House Republican Leader Jim Durkin is a former prosecutor, and that outlook on life has never really left him.
He's not big on a lot of criminal-justice reforms, even standing up to his party's president to oppose the early prison-release of former Illinois Governor Rod Blagojevich. He was staunchly opposed to legalizing cannabis. I'm sure that House Speaker Michael Madigan's highly-public legal troubles grate on Durkin to no end, as they would on almost any former prosecutor.
So, even though Durkin's petition, which triggered the creation of the House Special Investigating Committee to look into the allegations against Speaker Madigan, is steeped in the politics of the moment (for the obvious campaign reasons, but also to satisfy the demands of some of his members and some major GOP campaign donors who want him to get much tougher on Madigan, Governor Pritzker, and other Democrats), I would argue that his main thrust is legitimate from his own perspective.
Even if Madigan didn't directly engage in "conduct unbecoming a legislator," as the petition alleges, people under his control most certainly did say and do some things that, if not all illegal, are certainly distasteful and disreputable. Madigan created this environment and yet says he cannot and should not be held responsible for those acting within the confines of that environment; and refuses to cooperate with a committee that is enshrined in the very same rules that Madigan insists must be approved by his members every two years.
Leader Durkin held a press conference last week to express his outrage that the investigatory committee's chairman, Representative Chris Welch (D-Hillside), had delayed all future hearings until after the November election.
"Citizens of Illinois must know what the single most powerful person in the state's role is in this scandal, this ever-growing scandal," Durkin said. "Illinois residents deserve so much better and they deserve the truth."
"He needs to stand up and answer those questions," Durkin quoted Governor JB Pritzker as saying about fellow Democrat Madigan, then called on Pritzker to "immediately demand those answers he has been requesting from Speaker Madigan or demand that he resign immediately."
But Durkin's answer to the press conference's very first question demonstrated how the demand for Madigan's testimony is far more about putting Madigan in a bad spot than it is about an actual investigation.
Durkin was asked: "What would the speaker say that he has not already said in writing?" a question which referred to Madigan's long, single-spaced letter denying all allegations and explaining why he would not cooperate with the committee, which he said was nothing more than a political stunt.
"Well, based on what I know," Durkin replied, "I think the speaker at this point, the only thing you can say is that 'I take the Fifth Amendment.'"

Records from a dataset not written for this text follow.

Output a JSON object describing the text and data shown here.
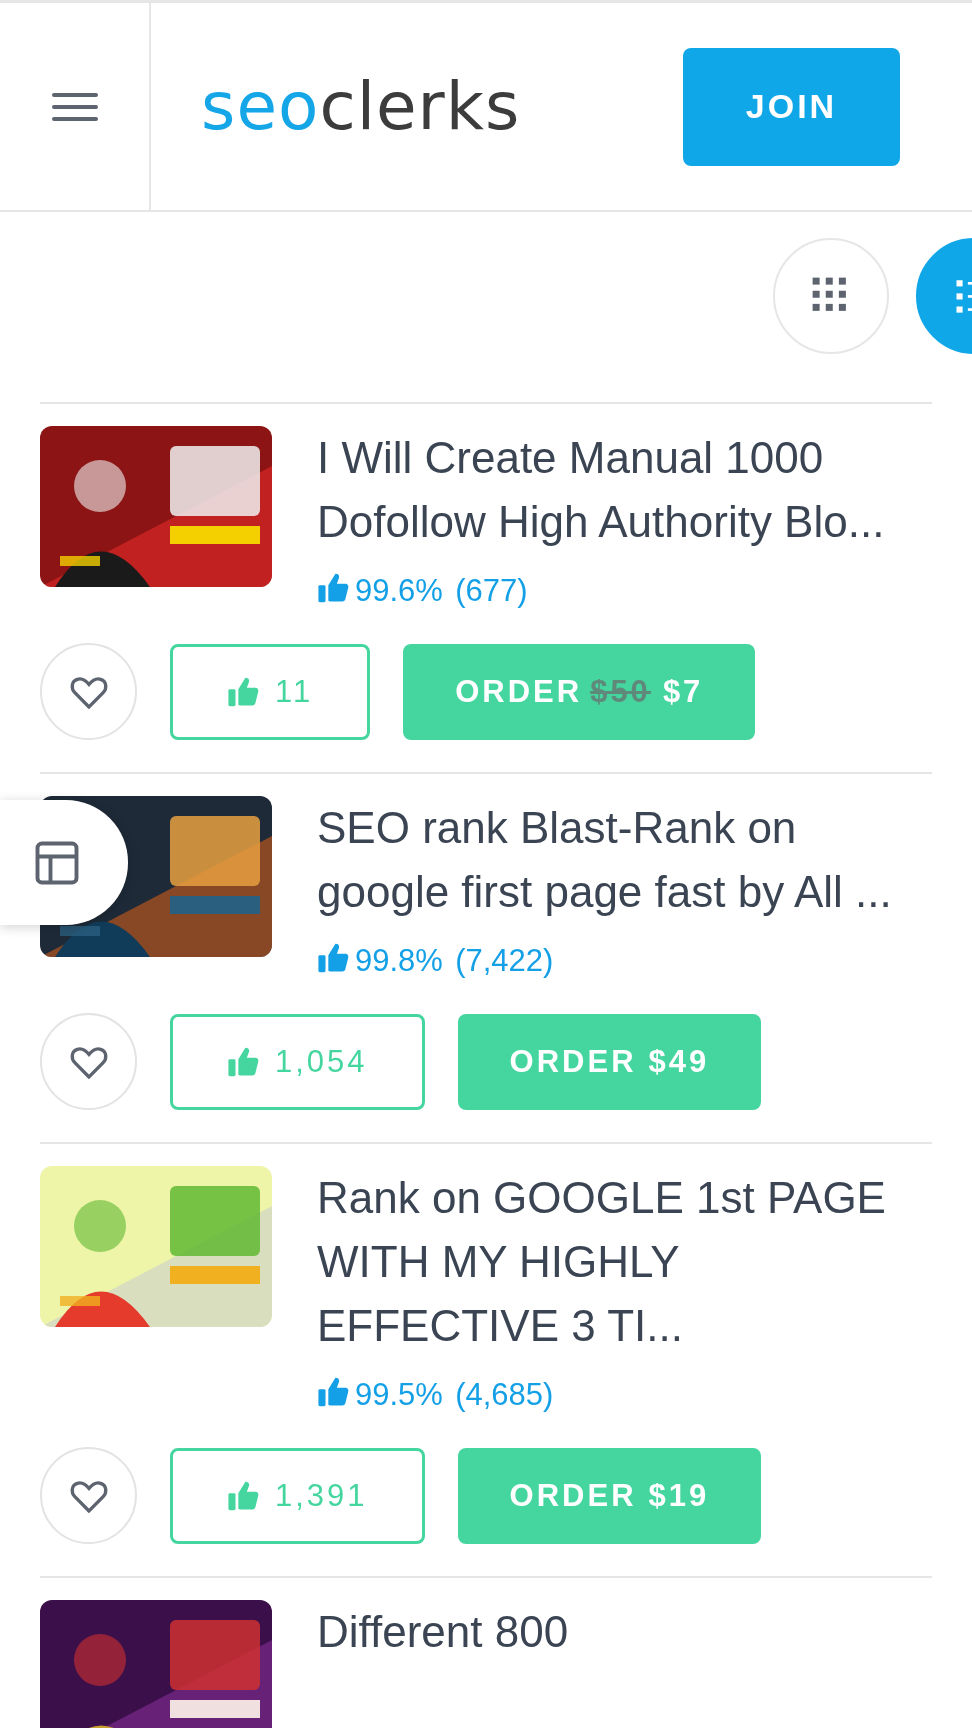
{
  "header": {
    "logo": {
      "part_1": "seo",
      "part_2": "clerks"
    },
    "join_button": "JOIN"
  },
  "view_toggle": [
    {
      "kind": "grid",
      "selected": false
    },
    {
      "kind": "list",
      "selected": true
    }
  ],
  "listings": [
    {
      "title": "I Will Create Manual 1000 Dofollow High Authority Blo...",
      "rating": {
        "percent": "99.6%",
        "count": "(677)"
      },
      "likes": "11",
      "order": {
        "label": "ORDER",
        "old_price": "$50",
        "price": "$7"
      }
    },
    {
      "title": "SEO rank Blast-Rank on google first page fast by All ...",
      "rating": {
        "percent": "99.8%",
        "count": "(7,422)"
      },
      "likes": "1,054",
      "order": {
        "label": "ORDER",
        "price": "$49"
      }
    },
    {
      "title": "Rank on GOOGLE 1st PAGE WITH MY HIGHLY EFFECTIVE 3 TI...",
      "rating": {
        "percent": "99.5%",
        "count": "(4,685)"
      },
      "likes": "1,391",
      "order": {
        "label": "ORDER",
        "price": "$19"
      }
    },
    {
      "title": "Different 800"
    }
  ]
}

"This isn't politics," Durkin insisted later. But the Leader's answer gave up the ghost. He essentially admitted that this demand for testimony is about political advantage and not a search for truth. Yes, I know, it's all so very shocking. Politics in a legislative committee during an election year? My goodness, that's simply unprecedented.
"Remember," Durkin told reporters, "the committee's name is the Special Investigative Committee. The committee has a duty and an obligation to investigate."
Okay, but forcing a televised spectacle where almost everyone including Durkin himself believe that Speaker Madigan will take the Fifth would be more akin to a show trial than an actual investigative hearing. Yes, such a thing would undoubtedly be immensely satisfying for everyone who despises Madigan (and that's a very long list), but that's about it. Durkin is doing a good job of keeping Madigan's name out there and putting the Democrats on defense, but don't hose down my shoes and tell me it's raining.
The committee's Republicans have requested documents from ComEd specifically related to testimony by the company's compliance officer during its last hearing. Fulfilling that request should be simple and relatively quick. Chairman Welch, on the other hand, has requested what could be thousands of documents containing correspondence between the company and just about everybody under the Illinois political sun going back years. That's the ostensible reason for the hearing's delay, along with the claim that Republicans are playing politics. Welch says it shouldn't take long to fulfill his request, but I still have my doubts.
Hopefully, the Republican request can be fulfilled and the ComEd documents released soon. Maybe we can get some actual substance out of this process going forward.
Rich Miller also publishes Capitol Fax, a daily political newsletter, and CapitolFax.com.